US hopes Iran will 'engage' after Europeans drop censure
State Department spokesman Ned Price said the United States was "pleased" that the Europeans withdrew the measure at the International Atomic Energy Agency's meeting in Vienna.
"We will look forward with strong interest for Iran's willingness to engage in a way that leads to credible, concrete progress," Price told reporters.
The Europeans had planned to submit a resolution that would criticise Tehran's level of compliance with inspections but dropped the move amid efforts by IAEA chief Rafael Grossi to reach a compromise with Iran.
"We have decided to not present the resolution," the German foreign ministry said, confirming information from diplomatic sources.
"Iran must now prove that it is serious in its wish to fully relaunch" the nuclear deal," it added.
One source pointed to "initiatives undertaken by (IAEA Director General Rafael) Grossi" and signs of "good faith" on the Iranian side to explain the decision to drop the resolution, which had not been formally submitted.
The step came after Iran had said the time was not right for an offered meeting with the United States under EU auspices on salvaging a 2015 denuclearisation accord.
"We have stated very clearly that what we are prepared to do is to engage in constructive dialogue. That is the offer that's been on the table," Price said.
Iran has insisted that it will not return to full compliance until the United States lifts sanctions imposed by former president Donald Trump.
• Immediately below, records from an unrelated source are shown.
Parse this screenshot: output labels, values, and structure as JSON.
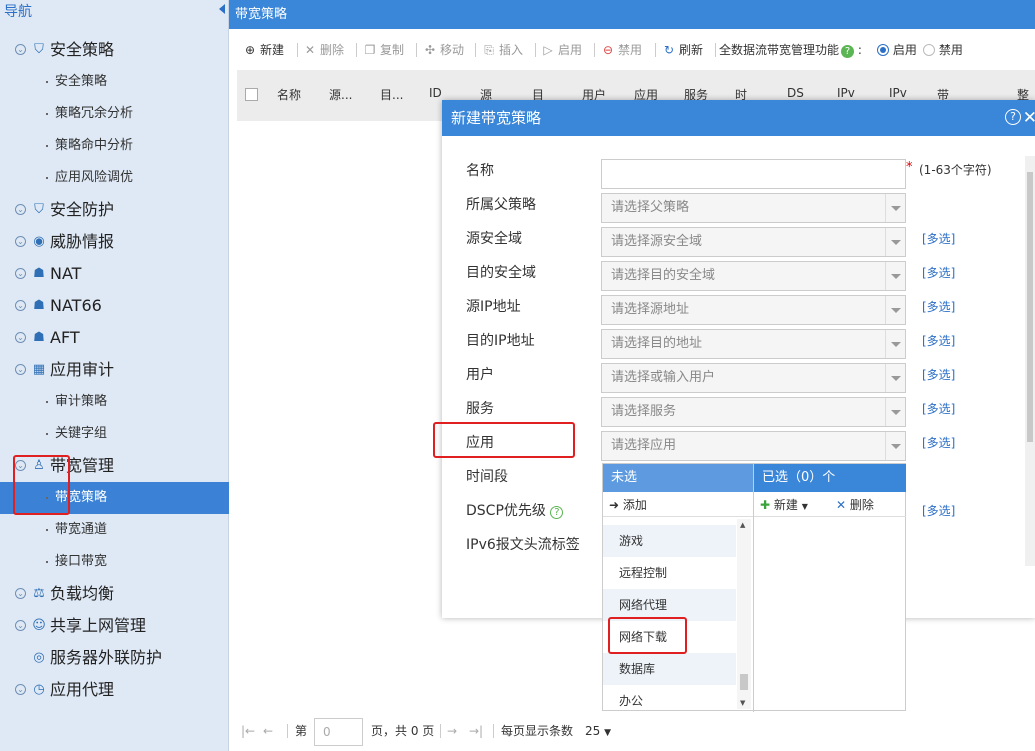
{
  "sidebar": {
    "header": "导航",
    "items": [
      {
        "label": "安全策略",
        "type": "top",
        "icon": "shield-icon"
      },
      {
        "label": "安全策略",
        "type": "sub"
      },
      {
        "label": "策略冗余分析",
        "type": "sub"
      },
      {
        "label": "策略命中分析",
        "type": "sub"
      },
      {
        "label": "应用风险调优",
        "type": "sub"
      },
      {
        "label": "安全防护",
        "type": "top",
        "icon": "shield-icon"
      },
      {
        "label": "威胁情报",
        "type": "top",
        "icon": "eye-icon"
      },
      {
        "label": "NAT",
        "type": "top",
        "icon": "network-icon"
      },
      {
        "label": "NAT66",
        "type": "top",
        "icon": "network-icon"
      },
      {
        "label": "AFT",
        "type": "top",
        "icon": "network-icon"
      },
      {
        "label": "应用审计",
        "type": "top",
        "icon": "grid-icon"
      },
      {
        "label": "审计策略",
        "type": "sub"
      },
      {
        "label": "关键字组",
        "type": "sub"
      },
      {
        "label": "带宽管理",
        "type": "top",
        "icon": "hierarchy-icon"
      },
      {
        "label": "带宽策略",
        "type": "sub",
        "active": true
      },
      {
        "label": "带宽通道",
        "type": "sub"
      },
      {
        "label": "接口带宽",
        "type": "sub"
      },
      {
        "label": "负载均衡",
        "type": "top",
        "icon": "balance-icon"
      },
      {
        "label": "共享上网管理",
        "type": "top",
        "icon": "users-icon"
      },
      {
        "label": "服务器外联防护",
        "type": "top",
        "icon": "server-shield-icon"
      },
      {
        "label": "应用代理",
        "type": "top",
        "icon": "compass-icon"
      }
    ]
  },
  "page": {
    "title": "带宽策略"
  },
  "toolbar": {
    "new": "新建",
    "delete": "删除",
    "copy": "复制",
    "move": "移动",
    "insert": "插入",
    "enable": "启用",
    "disable": "禁用",
    "refresh": "刷新",
    "global_label": "全数据流带宽管理功能",
    "global_enable": "启用",
    "global_disable": "禁用",
    "global_selected": "启用"
  },
  "grid": {
    "columns": [
      "名称",
      "源...",
      "目...",
      "ID",
      "源",
      "目",
      "用户",
      "应用",
      "服务",
      "时",
      "DS",
      "IPv",
      "IPv",
      "带",
      "整"
    ]
  },
  "pager": {
    "page_label": "第",
    "page_value": "0",
    "page_total": "页，共 0 页",
    "per_page_label": "每页显示条数",
    "per_page_value": "25"
  },
  "dialog": {
    "title": "新建带宽策略",
    "required_hint": "(1-63个字符)",
    "multi_label": "[多选]",
    "fields": {
      "name": {
        "label": "名称",
        "value": ""
      },
      "parent": {
        "label": "所属父策略",
        "placeholder": "请选择父策略"
      },
      "src_zone": {
        "label": "源安全域",
        "placeholder": "请选择源安全域"
      },
      "dst_zone": {
        "label": "目的安全域",
        "placeholder": "请选择目的安全域"
      },
      "src_ip": {
        "label": "源IP地址",
        "placeholder": "请选择源地址"
      },
      "dst_ip": {
        "label": "目的IP地址",
        "placeholder": "请选择目的地址"
      },
      "user": {
        "label": "用户",
        "placeholder": "请选择或输入用户"
      },
      "service": {
        "label": "服务",
        "placeholder": "请选择服务"
      },
      "app": {
        "label": "应用",
        "placeholder": "请选择应用"
      },
      "time": {
        "label": "时间段"
      },
      "dscp": {
        "label": "DSCP优先级"
      },
      "ipv6": {
        "label": "IPv6报文头流标签"
      }
    },
    "picker": {
      "unselected_label": "未选",
      "selected_label": "已选（0）个",
      "add": "添加",
      "new": "新建",
      "delete": "删除",
      "options": [
        "游戏",
        "远程控制",
        "网络代理",
        "网络下载",
        "数据库",
        "办公"
      ]
    }
  }
}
On Wednesday, Secretary of State Antony Blinken said that the United States would ease sanctions as part of Iran returning to the deal.
"We've been very clear that Iran has to come back into compliance with its obligations under the nuclear agreement, and if it does, we'll do the same thing," Blinken told PBS Newshour.
"And that would involve, if they do it, some sanctions relief.”
A French diplomatic source said "encouraging signs" from the Iranians would not have been achieved "if the threat of the resolution hadn't been maintained until the end.
"Things are going in the right direction," the diplomat said, adding that it was hoped a meeting proposed by the EU of the remaining 2015 participants - Iran, France, Germany, Russia, China and the UK - could take place within two weeks, with Brussels the likely venue.
Iran welcomed the European decision not to go ahead with a resolution.
"Today's developments can keep open the path of diplomacy initiated by Iran and the IAEA," Iranian foreign ministry spokesman Saeed Khatibzadeh said.
"Iran hopes the parties participating in the agreement can seize this opportunity, with serious cooperation, to ensure the full implementation of the agreement by all," he added.
Russia and China also hailed the news.
Moscow's Ambassador to the IAEA Mikhail Ulyanov said the resolution "could have led to uncontrolled escalation".
"Now diplomacy has a real chance to succeed," he tweeted.
US President Joe Biden has said he is willing to bring the United States back to the landmark 2015 deal, known as the JCPOA.
It has been unravelling since Donald Trump pulled the US out of the agreement in 2018.
Agencies contributed to this report.